As someone who resides in California you would hope that this state would follows the others. But somehow California will likely find a need to test the emissions of the lithium battery in a Nissan Leaf.
Emissions testing of passenger vehicles will end on December 31, 2019 in Washington state. It ends on April 1st in Ontario. Emissions testing was no longer required in 26 North Carolina counties starting December 1, 2018. British Colombia's "AirCare" passenger vehicle testing ended in 2014. Alaska ended emissions testing in 2012.

There are multiple uplifting stories here. Air quality has improved! Fewer vehicles fail emissions testing! Government programs that have outlived their usefulness are eliminated! Car manufacturers design and build great vehicles! Use the money you no longer have to spend on testing fees to buy your own OBD II scan tool and check for emissions and other trouble codes whenever you want, from the comfort of your own garage!

Since 1996, cars have been required to have OBD II computers with standardized access ports. That probably marked the beginning of the end for government mandated emissions testing.
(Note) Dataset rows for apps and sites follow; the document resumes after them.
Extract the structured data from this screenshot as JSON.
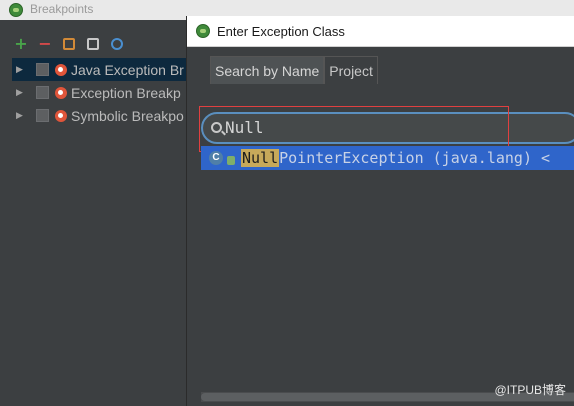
{
  "background_window": {
    "title": "Breakpoints",
    "toolbar": {
      "add_icon": "plus-icon",
      "remove_icon": "minus-icon"
    },
    "tree": [
      {
        "label": "Java Exception Br",
        "selected": true
      },
      {
        "label": "Exception Breakp",
        "selected": false
      },
      {
        "label": "Symbolic Breakpo",
        "selected": false
      }
    ]
  },
  "dialog": {
    "title": "Enter Exception Class",
    "tabs": [
      {
        "label": "Search by Name",
        "active": true
      },
      {
        "label": "Project",
        "active": false
      }
    ],
    "search": {
      "value": "Null"
    },
    "results": [
      {
        "match": "Null",
        "rest": "PointerException (java.lang) <"
      }
    ]
  },
  "watermark": "@ITPUB博客",
  "colors": {
    "selection": "#2f65ca",
    "focus_ring": "#5a8fbf",
    "highlight_box": "#e04040",
    "match_bg": "#c7a95a"
  }
}
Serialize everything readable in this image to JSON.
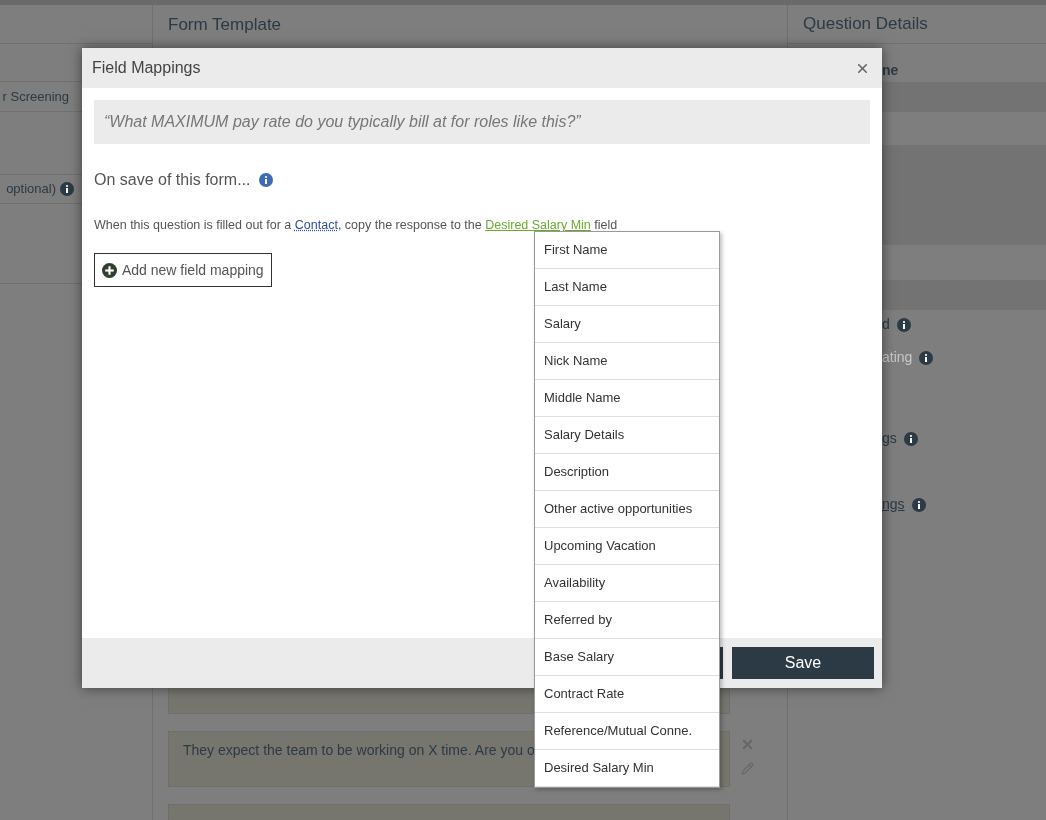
{
  "page": {
    "left_column": {
      "items": [
        {
          "text": "r Screening",
          "info": false
        },
        {
          "text": "optional)",
          "info": true
        }
      ]
    },
    "form_template": {
      "title": "Form Template",
      "cards": [
        {
          "text": "They expect the team to be working on X time. Are you o"
        }
      ]
    },
    "question_details": {
      "title": "Question Details",
      "items": [
        {
          "text": "ne",
          "kind": "bold",
          "info": false
        },
        {
          "text": "d",
          "kind": "plain",
          "info": true
        },
        {
          "text": "ating",
          "kind": "muted",
          "info": true
        },
        {
          "text": "gs",
          "kind": "plain",
          "info": true
        },
        {
          "text": "ngs",
          "kind": "link",
          "info": true
        }
      ]
    }
  },
  "dialog": {
    "title": "Field Mappings",
    "question": "“What MAXIMUM pay rate do you typically bill at for roles like this?”",
    "section_label": "On save of this form...",
    "mapping": {
      "prefix": "When this question is filled out for a",
      "record_link": "Contact",
      "middle": ", copy the response to the",
      "field_link": "Desired Salary Min",
      "suffix": "field"
    },
    "add_button": "Add new field mapping",
    "save_button": "Save",
    "field_options": [
      "First Name",
      "Last Name",
      "Salary",
      "Nick Name",
      "Middle Name",
      "Salary Details",
      "Description",
      "Other active opportunities",
      "Upcoming Vacation",
      "Availability",
      "Referred by",
      "Base Salary",
      "Contract Rate",
      "Reference/Mutual Conne.",
      "Desired Salary Min"
    ]
  }
}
The number of jurisdictions that still require emissions tests will probably continue to drop over the coming years.

Many emissions testing stations gradually stopped using dynamometers and exhaust probes and simply began plugging scan tools into OBD II ports. Why buy and maintain a bunch of expensive tools to test declining numbers of pre-1996 cars? The potential impact of a relatively small number of old cars on air pollution was statistically insignificant. Many states gradually stopped testing pre-OBD II cars.
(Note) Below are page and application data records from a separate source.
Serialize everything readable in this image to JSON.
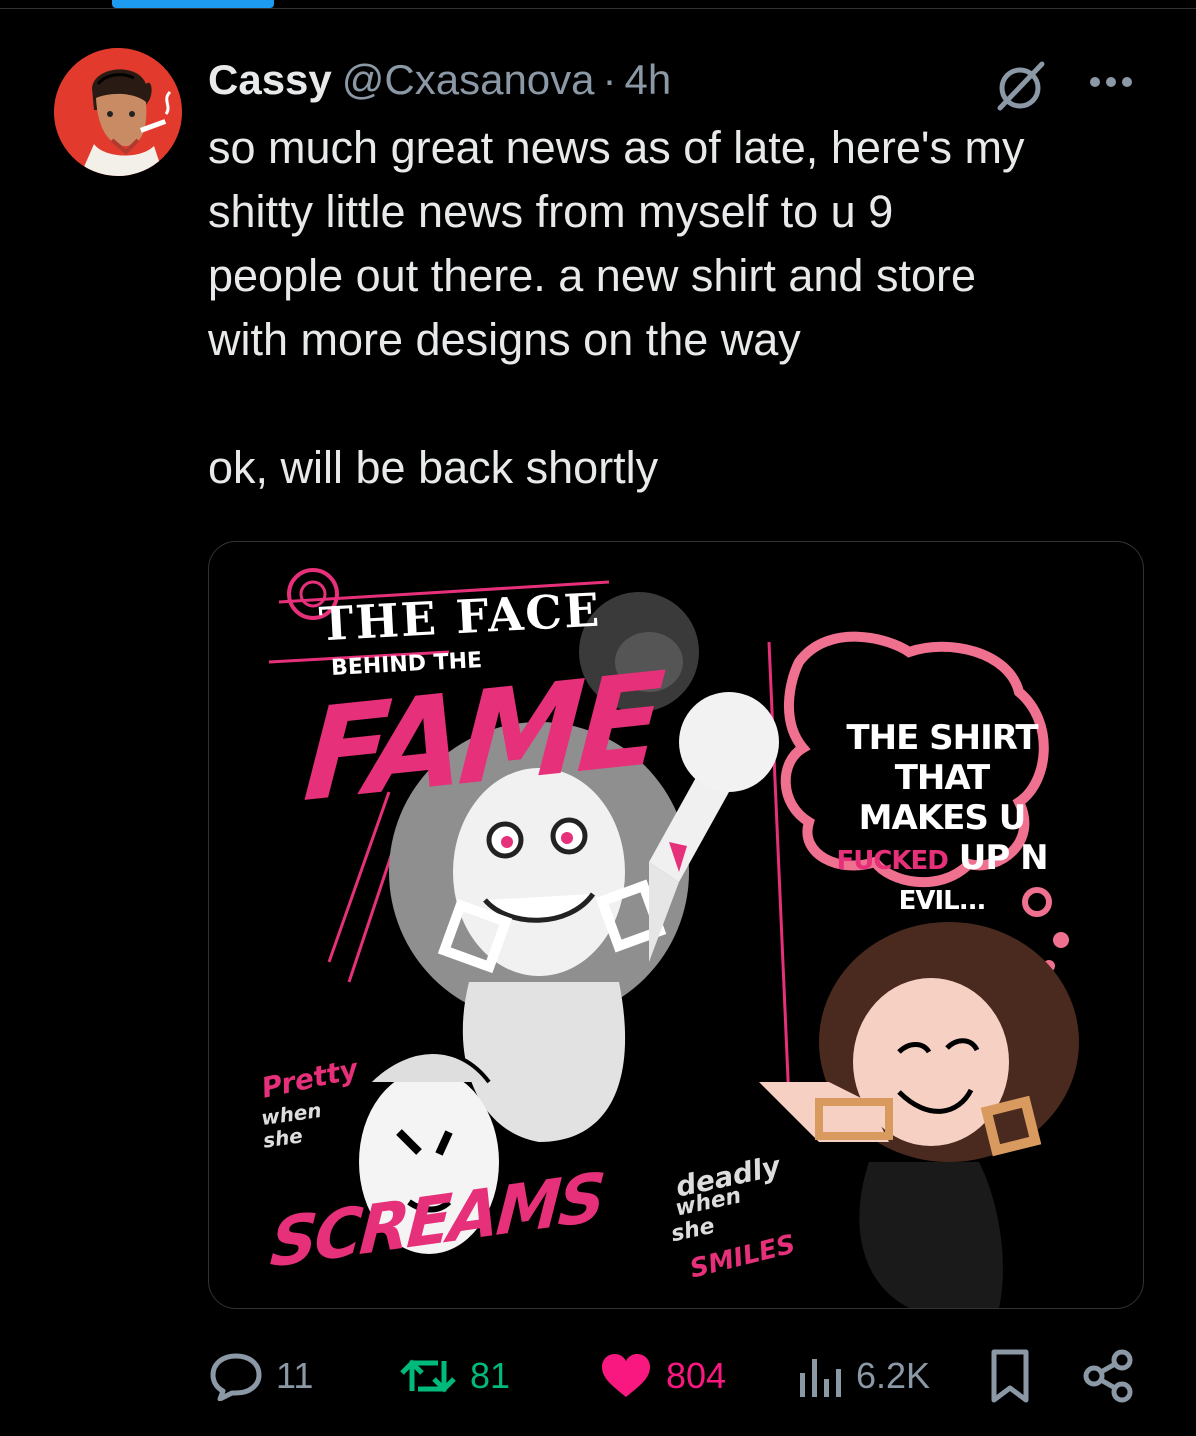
{
  "tweet": {
    "author_name": "Cassy",
    "handle": "@Cxasanova",
    "separator": "·",
    "time": "4h",
    "text_lines": [
      "so much great news as of late, here's my",
      "shitty little news from myself to u 9",
      "people out there. a new shirt and store",
      "with more designs on the way"
    ],
    "text_line_2": "ok, will be back shortly"
  },
  "media": {
    "title": "THE FACE",
    "subtitle": "BEHIND THE",
    "headline": "FAME",
    "left_script": "Pretty",
    "left_when": "when",
    "left_she": "she",
    "bottom_word": "SCREAMS",
    "right_script": "deadly",
    "right_when": "when",
    "right_she": "she",
    "right_word": "SMILES",
    "bubble_line1": "THE SHIRT",
    "bubble_line2": "THAT MAKES U",
    "bubble_line3a": "FUCKED",
    "bubble_line3b": " UP N",
    "bubble_line4": "EVIL..."
  },
  "actions": {
    "replies": "11",
    "retweets": "81",
    "likes": "804",
    "views": "6.2K"
  },
  "colors": {
    "background": "#000000",
    "text": "#e7e9ea",
    "muted": "#8b98a5",
    "retweet": "#00ba7c",
    "like": "#f91880",
    "accent": "#1d9bf0",
    "art_pink": "#e6307a"
  },
  "icons": [
    "grok-icon",
    "more-icon",
    "reply-icon",
    "retweet-icon",
    "like-icon",
    "views-icon",
    "bookmark-icon",
    "share-icon"
  ]
}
If there were OBD II trouble codes, the check engine light on the dash should have already informed the driver long before he/she rolled into an emissions testing station. Most drivers learned ignoring a check engine light for too long can increase repair costs or the risk of being stranded. Florida, Kentucky, Michigan and Minnesota actually ended their emissions testing programs in the late '90s, a few years after OBD II was required on new cars.
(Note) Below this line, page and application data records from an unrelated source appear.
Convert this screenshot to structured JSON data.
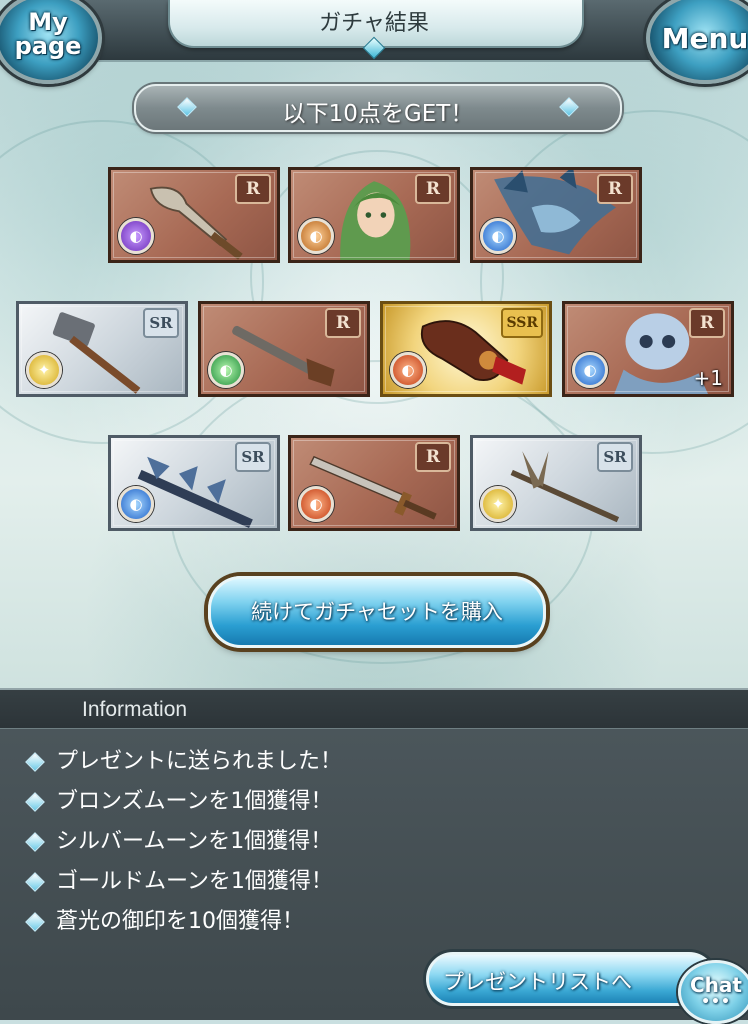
{
  "header": {
    "title": "ガチャ結果",
    "mypage_line1": "My",
    "mypage_line2": "page",
    "menu_label": "Menu"
  },
  "banner": {
    "text": "以下10点をGET！"
  },
  "cards": [
    {
      "rarity": "R",
      "element": "dark",
      "element_glyph": "◐",
      "art": "dagger-weapon",
      "plus": ""
    },
    {
      "rarity": "R",
      "element": "earth",
      "element_glyph": "◐",
      "art": "green-haired-character",
      "plus": ""
    },
    {
      "rarity": "R",
      "element": "water",
      "element_glyph": "◐",
      "art": "sea-dragon-summon",
      "plus": ""
    },
    {
      "rarity": "SR",
      "element": "light",
      "element_glyph": "✦",
      "art": "war-hammer-weapon",
      "plus": ""
    },
    {
      "rarity": "R",
      "element": "wind",
      "element_glyph": "◐",
      "art": "pistol-weapon",
      "plus": ""
    },
    {
      "rarity": "SSR",
      "element": "fire",
      "element_glyph": "◐",
      "art": "gauntlet-weapon",
      "plus": ""
    },
    {
      "rarity": "R",
      "element": "water",
      "element_glyph": "◐",
      "art": "skeleton-knight-summon",
      "plus": "+1"
    },
    {
      "rarity": "SR",
      "element": "water",
      "element_glyph": "◐",
      "art": "spiked-spear-weapon",
      "plus": ""
    },
    {
      "rarity": "R",
      "element": "fire",
      "element_glyph": "◐",
      "art": "long-sword-weapon",
      "plus": ""
    },
    {
      "rarity": "SR",
      "element": "light",
      "element_glyph": "✦",
      "art": "trident-spear-weapon",
      "plus": ""
    }
  ],
  "buy_button": {
    "label": "続けてガチャセットを購入"
  },
  "information": {
    "title": "Information",
    "items": [
      "プレゼントに送られました！",
      "ブロンズムーンを1個獲得！",
      "シルバームーンを1個獲得！",
      "ゴールドムーンを1個獲得！",
      "蒼光の御印を10個獲得！"
    ]
  },
  "present_button": {
    "label": "プレゼントリストへ"
  },
  "chat_button": {
    "label": "Chat",
    "dots": "•••"
  },
  "colors": {
    "accent_blue": "#2b9fd2",
    "r_card": "#a86a55",
    "sr_card": "#ccd5dc",
    "ssr_card": "#f2d57e",
    "panel_bg": "#4d585d"
  }
}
Some emission control systems of the '70s look a lot like parts clumsily tacked onto engines designed in the '60s. Those days are long gone. Over the years, it has become increasingly hard for parts manufacturers and RockAuto to classify Emissions parts separately from Fuel & Air parts, Ignition parts, Engine parts, Electrical parts or even performance parts. "Emissions" parts like Knock Sensors and Mass Air Flow Sensors help control emissions, but they also help optimize engine performance, fuel economy and durability. The Variable Valve Timing Sprocket (cam phaser) is definitely an engine part because the valve train will not work without it, but isn't it also an emissions part because it helps eliminate the need for an exhaust gas recirculation (EGR) valve? Catalytic Converters are one of the few remaining distinct emissions parts, but they are also part of the exhaust system. ("Exhaust & Emission" is where to find them at

Emission systems on vehicles built this century frequently are blended with other critical systems that have to work properly or the engine will not run at all. There is less need for emissions testing if a broken "emissions system" means the engine cannot even propel the car to a testing station. It is great news that better engine performance, fuel economy and emissions have frequently become complementary rather than competing vehicle design goals.

Tom Taylor,